Kyle W. BrownContributor IIMarch 12, 2010

PHILADELPHIA - FEBRUARY 12:  PK Subban #76 of the Montreal Canadiens carriers the puck in his first NHL game against Scott Hartnell #19 of the Philadelphia Flyers on February 12, 2010 at the Wachovia Center in Philadelphia, Pennsylvania. Flyers defeated the canadiens 3-2.  (Photo by Mike Stobe/Getty Images)
Mike Stobe/Getty Images
You may have seen the picture from last night on a blog such as Deadspin or PuckDaddy.

In case not, two Montreal fans dressed up in afros and blackface and went to the Bell Centre to cheer on the Habs, and in particular, talented prospect P.K. Subban.

The two donned the outfits, complete with long black sleeves, and wore t-shits that said "Subbinator," complete with a Canadiens logo as they sat in the crowd to cheer on the team against the Edmonton Oilers.

While some sports fans consider the act harmless and comedic, others are labeling it racist and offensive. Either way, the picture is drawing analysis from many different sports blogs and fans alike in the blogosphere.

While I'm not here to input my own opinion on which way the act fell, I will point out that it's not the first time that Montreal fans have committed an act deemed "classless" by others in the sporting world.

Fans will remember the playoffs last year, when Habs fans booed and sung "Go Habs Go" overtop of the American anthem as their team was losing horribly to the Boston Bruins in the first round of the playoffs.

There is also a history of racism in the stands of Montreal. Some people will recall an incident in 2002 when a Montreal fan hurled a banana onto the ice at then Carolina Hurricanes' black goaltender, Kevin Weekes. Following the incident, the Canadiens organization urged security guards to look for signs of racism. Looks like that idea has died down following last night's actions.

Further back, while it is hard to state that this action represents the current generation of Quebec hockey fans, some sports historians will remember the adversary faced by Herb Carnegie, the first African-Canadian to be offered a contract in the NHL, when he played in the Quebec Senior Hockey League.

While no comment has been made by the Canadiens organization or any of their players (including Subban), some fans are urging the broadcaster, RDS (Reseau de Sports), to explain the decision of the cameraman and producer, who kept the pair of fans on the screen for nearly ten seconds, according to Deadspin.
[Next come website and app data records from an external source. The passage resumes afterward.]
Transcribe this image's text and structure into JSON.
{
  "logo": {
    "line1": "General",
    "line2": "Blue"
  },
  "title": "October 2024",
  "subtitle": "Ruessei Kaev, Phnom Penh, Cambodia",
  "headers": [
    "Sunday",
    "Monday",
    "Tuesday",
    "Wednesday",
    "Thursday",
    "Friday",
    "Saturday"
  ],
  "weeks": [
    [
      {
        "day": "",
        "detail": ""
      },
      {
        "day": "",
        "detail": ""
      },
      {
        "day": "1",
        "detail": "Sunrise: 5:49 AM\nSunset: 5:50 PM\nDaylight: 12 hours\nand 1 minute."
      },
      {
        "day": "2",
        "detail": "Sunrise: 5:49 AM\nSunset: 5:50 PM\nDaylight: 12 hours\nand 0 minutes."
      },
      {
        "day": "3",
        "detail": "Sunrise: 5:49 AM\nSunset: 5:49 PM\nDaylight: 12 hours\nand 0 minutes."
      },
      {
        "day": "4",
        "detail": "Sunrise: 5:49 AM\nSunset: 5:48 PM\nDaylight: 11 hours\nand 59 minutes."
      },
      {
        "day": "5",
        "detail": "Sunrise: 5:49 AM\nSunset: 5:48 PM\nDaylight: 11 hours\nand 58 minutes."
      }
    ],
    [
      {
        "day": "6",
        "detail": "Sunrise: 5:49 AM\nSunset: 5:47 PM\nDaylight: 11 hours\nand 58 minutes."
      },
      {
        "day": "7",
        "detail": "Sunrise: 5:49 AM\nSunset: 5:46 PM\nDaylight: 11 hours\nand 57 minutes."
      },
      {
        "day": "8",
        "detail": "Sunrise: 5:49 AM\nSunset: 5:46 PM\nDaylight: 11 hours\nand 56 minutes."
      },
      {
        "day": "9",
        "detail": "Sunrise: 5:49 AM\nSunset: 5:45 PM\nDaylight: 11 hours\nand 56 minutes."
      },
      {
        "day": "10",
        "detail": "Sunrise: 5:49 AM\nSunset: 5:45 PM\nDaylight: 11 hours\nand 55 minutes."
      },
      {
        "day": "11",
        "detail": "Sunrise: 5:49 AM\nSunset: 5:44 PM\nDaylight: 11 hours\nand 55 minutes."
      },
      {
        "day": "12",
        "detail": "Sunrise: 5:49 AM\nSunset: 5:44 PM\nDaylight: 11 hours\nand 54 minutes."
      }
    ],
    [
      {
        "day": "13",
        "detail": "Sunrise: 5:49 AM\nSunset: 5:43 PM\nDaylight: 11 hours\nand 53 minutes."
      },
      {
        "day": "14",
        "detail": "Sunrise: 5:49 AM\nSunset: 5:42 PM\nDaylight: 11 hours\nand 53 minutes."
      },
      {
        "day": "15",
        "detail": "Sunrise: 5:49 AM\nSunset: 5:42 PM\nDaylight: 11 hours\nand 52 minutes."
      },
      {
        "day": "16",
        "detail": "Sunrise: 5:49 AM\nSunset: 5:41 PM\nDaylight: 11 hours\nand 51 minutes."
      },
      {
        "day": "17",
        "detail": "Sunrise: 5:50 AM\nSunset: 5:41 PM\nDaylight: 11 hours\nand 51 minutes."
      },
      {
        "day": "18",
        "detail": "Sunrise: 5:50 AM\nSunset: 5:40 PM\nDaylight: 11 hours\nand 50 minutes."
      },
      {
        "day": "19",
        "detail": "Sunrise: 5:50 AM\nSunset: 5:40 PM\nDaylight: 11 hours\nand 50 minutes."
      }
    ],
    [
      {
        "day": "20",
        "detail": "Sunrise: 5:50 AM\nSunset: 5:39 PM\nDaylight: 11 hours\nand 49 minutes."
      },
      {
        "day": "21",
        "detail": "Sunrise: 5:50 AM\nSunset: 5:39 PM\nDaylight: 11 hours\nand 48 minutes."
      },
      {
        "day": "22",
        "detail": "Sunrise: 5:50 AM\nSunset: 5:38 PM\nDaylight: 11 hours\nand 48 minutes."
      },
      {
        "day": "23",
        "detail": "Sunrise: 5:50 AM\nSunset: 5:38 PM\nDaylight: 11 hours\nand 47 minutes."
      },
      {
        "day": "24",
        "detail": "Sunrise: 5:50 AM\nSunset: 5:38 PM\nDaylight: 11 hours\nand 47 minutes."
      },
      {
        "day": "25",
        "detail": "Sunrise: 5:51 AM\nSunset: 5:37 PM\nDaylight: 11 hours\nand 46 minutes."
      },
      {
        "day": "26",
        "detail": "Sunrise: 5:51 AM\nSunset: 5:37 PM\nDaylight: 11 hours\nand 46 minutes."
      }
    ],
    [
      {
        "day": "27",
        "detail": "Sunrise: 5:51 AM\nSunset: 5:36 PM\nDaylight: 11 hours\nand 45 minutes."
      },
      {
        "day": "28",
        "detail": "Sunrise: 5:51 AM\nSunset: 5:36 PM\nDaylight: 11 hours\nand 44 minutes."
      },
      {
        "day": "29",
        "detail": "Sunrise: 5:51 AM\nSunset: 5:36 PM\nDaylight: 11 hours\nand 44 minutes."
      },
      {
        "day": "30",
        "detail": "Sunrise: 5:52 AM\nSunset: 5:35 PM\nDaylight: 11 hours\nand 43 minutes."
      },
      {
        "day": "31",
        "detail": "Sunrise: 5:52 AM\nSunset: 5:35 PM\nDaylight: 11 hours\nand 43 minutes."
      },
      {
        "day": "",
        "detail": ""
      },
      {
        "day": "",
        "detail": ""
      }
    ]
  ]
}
While no major media outlet has picked up the story, it will be interesting to see if it will be, and what the reaction will be of the general public. 
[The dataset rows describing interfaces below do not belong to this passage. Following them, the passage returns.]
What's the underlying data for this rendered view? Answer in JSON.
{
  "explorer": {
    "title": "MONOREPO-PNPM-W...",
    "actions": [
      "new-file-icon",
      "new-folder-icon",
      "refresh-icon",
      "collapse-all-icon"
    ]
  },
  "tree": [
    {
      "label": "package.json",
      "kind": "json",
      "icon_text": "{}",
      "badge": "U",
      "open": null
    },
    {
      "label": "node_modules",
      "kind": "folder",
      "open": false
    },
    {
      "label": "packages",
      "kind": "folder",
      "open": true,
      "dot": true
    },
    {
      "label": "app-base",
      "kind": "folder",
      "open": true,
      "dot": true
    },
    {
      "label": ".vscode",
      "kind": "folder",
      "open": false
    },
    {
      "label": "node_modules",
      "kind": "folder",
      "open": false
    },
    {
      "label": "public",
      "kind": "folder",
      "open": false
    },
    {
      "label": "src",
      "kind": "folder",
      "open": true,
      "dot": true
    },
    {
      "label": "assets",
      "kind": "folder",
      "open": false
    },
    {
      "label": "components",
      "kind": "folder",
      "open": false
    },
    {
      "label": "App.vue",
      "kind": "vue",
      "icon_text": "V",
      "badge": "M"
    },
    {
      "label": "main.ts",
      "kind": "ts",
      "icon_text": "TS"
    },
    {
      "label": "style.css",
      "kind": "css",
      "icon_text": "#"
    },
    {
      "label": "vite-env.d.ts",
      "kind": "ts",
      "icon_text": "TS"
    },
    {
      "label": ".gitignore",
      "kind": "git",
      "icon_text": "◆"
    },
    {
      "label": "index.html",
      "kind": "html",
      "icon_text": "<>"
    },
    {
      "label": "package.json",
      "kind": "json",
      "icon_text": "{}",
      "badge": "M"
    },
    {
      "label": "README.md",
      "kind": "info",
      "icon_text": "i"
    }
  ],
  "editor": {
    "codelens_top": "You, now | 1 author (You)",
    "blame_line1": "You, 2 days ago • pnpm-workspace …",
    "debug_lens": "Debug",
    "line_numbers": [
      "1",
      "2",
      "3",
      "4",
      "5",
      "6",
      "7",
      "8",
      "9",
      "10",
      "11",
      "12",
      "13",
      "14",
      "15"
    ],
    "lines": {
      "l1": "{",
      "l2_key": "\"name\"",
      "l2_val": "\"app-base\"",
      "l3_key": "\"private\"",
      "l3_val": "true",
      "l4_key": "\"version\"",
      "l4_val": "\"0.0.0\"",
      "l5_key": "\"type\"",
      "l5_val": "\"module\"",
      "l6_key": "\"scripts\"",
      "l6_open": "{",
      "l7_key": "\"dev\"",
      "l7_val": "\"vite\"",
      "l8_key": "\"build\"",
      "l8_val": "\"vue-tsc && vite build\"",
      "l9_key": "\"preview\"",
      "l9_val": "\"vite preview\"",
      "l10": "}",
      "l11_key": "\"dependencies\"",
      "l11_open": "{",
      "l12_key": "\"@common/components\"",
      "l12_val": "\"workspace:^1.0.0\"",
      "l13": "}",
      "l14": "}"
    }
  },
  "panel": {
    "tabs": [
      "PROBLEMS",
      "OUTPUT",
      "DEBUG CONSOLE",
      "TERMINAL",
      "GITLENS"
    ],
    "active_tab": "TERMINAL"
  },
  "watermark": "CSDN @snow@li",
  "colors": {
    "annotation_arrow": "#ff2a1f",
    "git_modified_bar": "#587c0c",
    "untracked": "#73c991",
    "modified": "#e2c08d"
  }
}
Unfortunately, the details are still fairly scant, but please feel free to leave your opinion on the matter in the comments section.

(My apologies for not uploading the photo, but I couldn't due to BR's Terms of Use. You can find it on Must Win Situation or Deadspin, however.)